Activity ▸
For every entry, reproduce the wording exactly and omit any image it holds.

Records for the exercise ▸
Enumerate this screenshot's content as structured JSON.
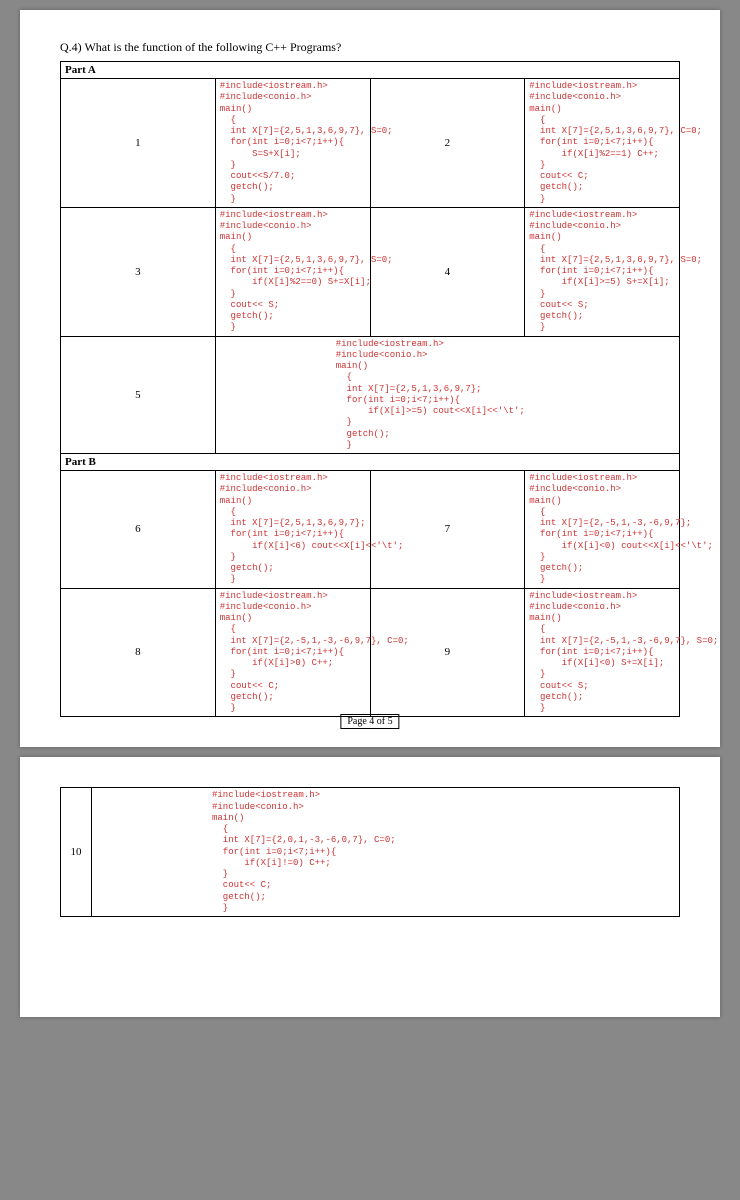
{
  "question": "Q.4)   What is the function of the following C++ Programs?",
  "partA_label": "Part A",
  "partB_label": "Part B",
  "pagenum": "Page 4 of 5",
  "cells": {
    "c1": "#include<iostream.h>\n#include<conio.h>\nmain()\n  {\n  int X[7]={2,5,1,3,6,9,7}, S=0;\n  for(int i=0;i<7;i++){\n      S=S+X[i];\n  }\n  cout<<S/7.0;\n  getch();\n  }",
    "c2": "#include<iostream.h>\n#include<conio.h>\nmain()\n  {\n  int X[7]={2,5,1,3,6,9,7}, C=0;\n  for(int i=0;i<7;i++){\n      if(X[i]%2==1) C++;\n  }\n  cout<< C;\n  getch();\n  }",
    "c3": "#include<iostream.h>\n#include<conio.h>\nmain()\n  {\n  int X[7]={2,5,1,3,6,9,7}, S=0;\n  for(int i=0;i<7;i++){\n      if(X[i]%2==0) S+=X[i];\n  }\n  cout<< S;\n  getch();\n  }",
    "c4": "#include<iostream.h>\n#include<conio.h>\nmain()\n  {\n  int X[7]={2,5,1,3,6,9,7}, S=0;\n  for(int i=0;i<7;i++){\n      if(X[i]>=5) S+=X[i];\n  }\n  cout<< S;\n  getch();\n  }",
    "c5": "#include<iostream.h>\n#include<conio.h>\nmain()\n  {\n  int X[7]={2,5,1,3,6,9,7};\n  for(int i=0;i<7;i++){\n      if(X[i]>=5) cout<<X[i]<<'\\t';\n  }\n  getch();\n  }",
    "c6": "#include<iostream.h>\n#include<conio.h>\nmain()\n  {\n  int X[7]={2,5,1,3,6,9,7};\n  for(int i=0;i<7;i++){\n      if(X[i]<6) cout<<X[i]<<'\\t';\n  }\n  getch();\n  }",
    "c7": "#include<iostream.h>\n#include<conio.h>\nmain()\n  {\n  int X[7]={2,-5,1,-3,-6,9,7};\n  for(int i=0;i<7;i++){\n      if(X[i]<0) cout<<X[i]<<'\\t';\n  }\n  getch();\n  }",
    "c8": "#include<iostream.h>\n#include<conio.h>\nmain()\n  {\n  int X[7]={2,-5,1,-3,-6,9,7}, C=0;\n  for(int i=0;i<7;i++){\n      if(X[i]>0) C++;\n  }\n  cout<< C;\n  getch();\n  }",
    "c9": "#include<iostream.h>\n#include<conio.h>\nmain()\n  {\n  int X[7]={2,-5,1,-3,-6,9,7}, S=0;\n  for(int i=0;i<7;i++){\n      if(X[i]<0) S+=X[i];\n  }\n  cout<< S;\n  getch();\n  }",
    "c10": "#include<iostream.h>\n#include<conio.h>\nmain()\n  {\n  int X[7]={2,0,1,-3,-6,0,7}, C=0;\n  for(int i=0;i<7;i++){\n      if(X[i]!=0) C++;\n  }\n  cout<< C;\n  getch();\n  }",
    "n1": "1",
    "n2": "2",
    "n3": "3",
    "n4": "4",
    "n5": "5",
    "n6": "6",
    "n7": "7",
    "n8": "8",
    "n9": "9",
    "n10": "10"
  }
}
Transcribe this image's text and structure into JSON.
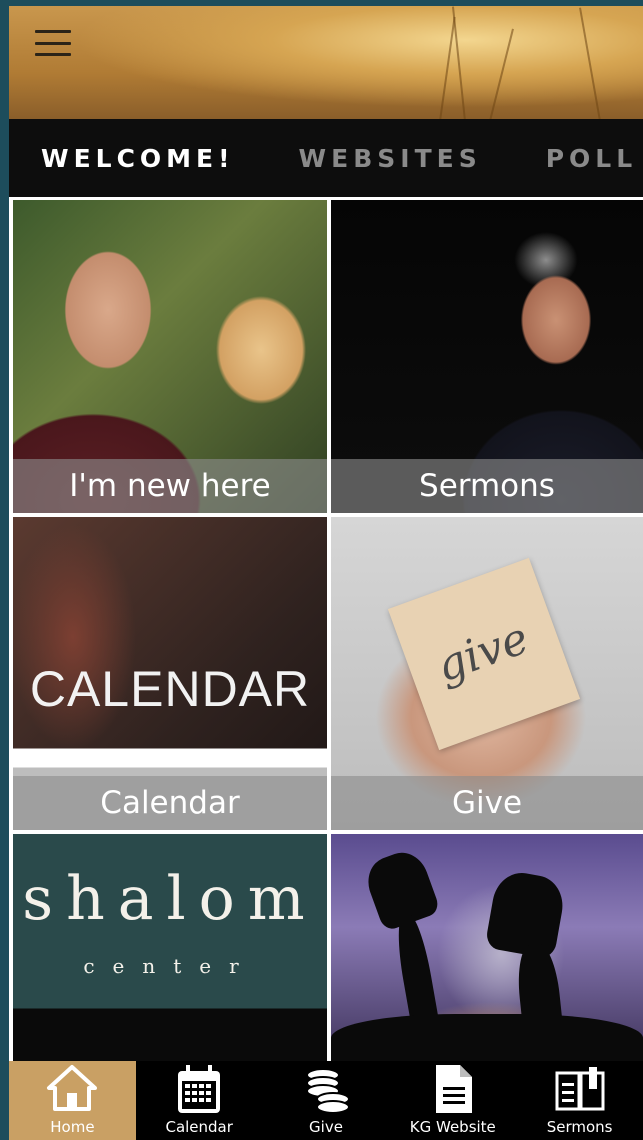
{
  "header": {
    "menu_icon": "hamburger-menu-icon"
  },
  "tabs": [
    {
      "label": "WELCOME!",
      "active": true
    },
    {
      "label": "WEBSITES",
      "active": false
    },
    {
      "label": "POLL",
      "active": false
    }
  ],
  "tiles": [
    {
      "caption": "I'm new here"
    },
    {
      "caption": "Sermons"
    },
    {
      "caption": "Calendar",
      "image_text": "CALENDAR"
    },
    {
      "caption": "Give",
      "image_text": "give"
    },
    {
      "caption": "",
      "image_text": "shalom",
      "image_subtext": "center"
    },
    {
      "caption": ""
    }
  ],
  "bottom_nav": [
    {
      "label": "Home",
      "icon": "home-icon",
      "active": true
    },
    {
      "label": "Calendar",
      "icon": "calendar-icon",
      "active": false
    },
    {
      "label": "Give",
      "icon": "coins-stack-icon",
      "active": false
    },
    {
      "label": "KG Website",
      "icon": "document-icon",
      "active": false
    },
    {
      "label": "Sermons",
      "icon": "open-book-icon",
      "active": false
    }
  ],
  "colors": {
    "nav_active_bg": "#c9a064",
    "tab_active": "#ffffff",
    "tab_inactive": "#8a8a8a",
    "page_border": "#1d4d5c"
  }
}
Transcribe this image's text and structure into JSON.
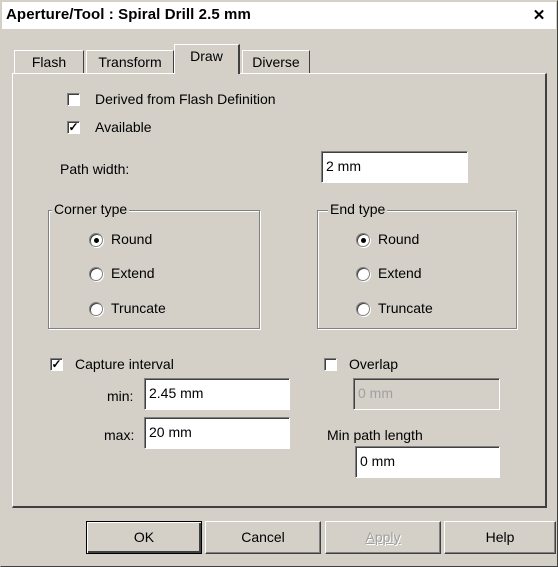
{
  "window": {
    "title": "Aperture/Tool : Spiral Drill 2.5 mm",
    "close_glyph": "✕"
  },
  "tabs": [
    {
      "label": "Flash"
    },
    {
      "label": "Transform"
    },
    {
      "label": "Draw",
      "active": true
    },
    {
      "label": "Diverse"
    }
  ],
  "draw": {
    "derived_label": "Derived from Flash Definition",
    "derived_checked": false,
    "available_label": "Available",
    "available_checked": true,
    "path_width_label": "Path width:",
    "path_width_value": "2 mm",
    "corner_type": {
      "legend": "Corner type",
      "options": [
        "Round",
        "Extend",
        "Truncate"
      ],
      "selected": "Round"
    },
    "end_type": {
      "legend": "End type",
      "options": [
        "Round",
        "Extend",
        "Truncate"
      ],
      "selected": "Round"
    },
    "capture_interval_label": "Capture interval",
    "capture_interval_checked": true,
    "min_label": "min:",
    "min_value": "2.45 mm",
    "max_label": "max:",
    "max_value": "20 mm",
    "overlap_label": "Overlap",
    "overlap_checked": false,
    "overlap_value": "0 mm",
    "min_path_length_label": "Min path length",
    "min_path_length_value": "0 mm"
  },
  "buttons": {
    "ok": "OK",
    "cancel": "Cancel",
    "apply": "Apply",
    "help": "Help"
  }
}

Your response ▸
Enumerate this screenshot's content as structured JSON.
{
  "question": "Q.4)   What is the function of the following C++ Programs?",
  "partA_label": "Part A",
  "partB_label": "Part B",
  "pagenum": "Page 4 of 5",
  "cells": {
    "c1": "#include<iostream.h>\n#include<conio.h>\nmain()\n  {\n  int X[7]={2,5,1,3,6,9,7}, S=0;\n  for(int i=0;i<7;i++){\n      S=S+X[i];\n  }\n  cout<<S/7.0;\n  getch();\n  }",
    "c2": "#include<iostream.h>\n#include<conio.h>\nmain()\n  {\n  int X[7]={2,5,1,3,6,9,7}, C=0;\n  for(int i=0;i<7;i++){\n      if(X[i]%2==1) C++;\n  }\n  cout<< C;\n  getch();\n  }",
    "c3": "#include<iostream.h>\n#include<conio.h>\nmain()\n  {\n  int X[7]={2,5,1,3,6,9,7}, S=0;\n  for(int i=0;i<7;i++){\n      if(X[i]%2==0) S+=X[i];\n  }\n  cout<< S;\n  getch();\n  }",
    "c4": "#include<iostream.h>\n#include<conio.h>\nmain()\n  {\n  int X[7]={2,5,1,3,6,9,7}, S=0;\n  for(int i=0;i<7;i++){\n      if(X[i]>=5) S+=X[i];\n  }\n  cout<< S;\n  getch();\n  }",
    "c5": "#include<iostream.h>\n#include<conio.h>\nmain()\n  {\n  int X[7]={2,5,1,3,6,9,7};\n  for(int i=0;i<7;i++){\n      if(X[i]>=5) cout<<X[i]<<'\\t';\n  }\n  getch();\n  }",
    "c6": "#include<iostream.h>\n#include<conio.h>\nmain()\n  {\n  int X[7]={2,5,1,3,6,9,7};\n  for(int i=0;i<7;i++){\n      if(X[i]<6) cout<<X[i]<<'\\t';\n  }\n  getch();\n  }",
    "c7": "#include<iostream.h>\n#include<conio.h>\nmain()\n  {\n  int X[7]={2,-5,1,-3,-6,9,7};\n  for(int i=0;i<7;i++){\n      if(X[i]<0) cout<<X[i]<<'\\t';\n  }\n  getch();\n  }",
    "c8": "#include<iostream.h>\n#include<conio.h>\nmain()\n  {\n  int X[7]={2,-5,1,-3,-6,9,7}, C=0;\n  for(int i=0;i<7;i++){\n      if(X[i]>0) C++;\n  }\n  cout<< C;\n  getch();\n  }",
    "c9": "#include<iostream.h>\n#include<conio.h>\nmain()\n  {\n  int X[7]={2,-5,1,-3,-6,9,7}, S=0;\n  for(int i=0;i<7;i++){\n      if(X[i]<0) S+=X[i];\n  }\n  cout<< S;\n  getch();\n  }",
    "c10": "#include<iostream.h>\n#include<conio.h>\nmain()\n  {\n  int X[7]={2,0,1,-3,-6,0,7}, C=0;\n  for(int i=0;i<7;i++){\n      if(X[i]!=0) C++;\n  }\n  cout<< C;\n  getch();\n  }",
    "n1": "1",
    "n2": "2",
    "n3": "3",
    "n4": "4",
    "n5": "5",
    "n6": "6",
    "n7": "7",
    "n8": "8",
    "n9": "9",
    "n10": "10"
  }
}
Transcribe this image's text and structure into JSON.
{
  "header": {
    "menu_icon": "hamburger-menu-icon"
  },
  "tabs": [
    {
      "label": "WELCOME!",
      "active": true
    },
    {
      "label": "WEBSITES",
      "active": false
    },
    {
      "label": "POLL",
      "active": false
    }
  ],
  "tiles": [
    {
      "caption": "I'm new here"
    },
    {
      "caption": "Sermons"
    },
    {
      "caption": "Calendar",
      "image_text": "CALENDAR"
    },
    {
      "caption": "Give",
      "image_text": "give"
    },
    {
      "caption": "",
      "image_text": "shalom",
      "image_subtext": "center"
    },
    {
      "caption": ""
    }
  ],
  "bottom_nav": [
    {
      "label": "Home",
      "icon": "home-icon",
      "active": true
    },
    {
      "label": "Calendar",
      "icon": "calendar-icon",
      "active": false
    },
    {
      "label": "Give",
      "icon": "coins-stack-icon",
      "active": false
    },
    {
      "label": "KG Website",
      "icon": "document-icon",
      "active": false
    },
    {
      "label": "Sermons",
      "icon": "open-book-icon",
      "active": false
    }
  ],
  "colors": {
    "nav_active_bg": "#c9a064",
    "tab_active": "#ffffff",
    "tab_inactive": "#8a8a8a",
    "page_border": "#1d4d5c"
  }
}
Transcribe this image's text and structure into JSON.
{
  "window": {
    "title": "Aperture/Tool : Spiral Drill 2.5 mm",
    "close_glyph": "✕"
  },
  "tabs": [
    {
      "label": "Flash"
    },
    {
      "label": "Transform"
    },
    {
      "label": "Draw",
      "active": true
    },
    {
      "label": "Diverse"
    }
  ],
  "draw": {
    "derived_label": "Derived from Flash Definition",
    "derived_checked": false,
    "available_label": "Available",
    "available_checked": true,
    "path_width_label": "Path width:",
    "path_width_value": "2 mm",
    "corner_type": {
      "legend": "Corner type",
      "options": [
        "Round",
        "Extend",
        "Truncate"
      ],
      "selected": "Round"
    },
    "end_type": {
      "legend": "End type",
      "options": [
        "Round",
        "Extend",
        "Truncate"
      ],
      "selected": "Round"
    },
    "capture_interval_label": "Capture interval",
    "capture_interval_checked": true,
    "min_label": "min:",
    "min_value": "2.45 mm",
    "max_label": "max:",
    "max_value": "20 mm",
    "overlap_label": "Overlap",
    "overlap_checked": false,
    "overlap_value": "0 mm",
    "min_path_length_label": "Min path length",
    "min_path_length_value": "0 mm"
  },
  "buttons": {
    "ok": "OK",
    "cancel": "Cancel",
    "apply": "Apply",
    "help": "Help"
  }
}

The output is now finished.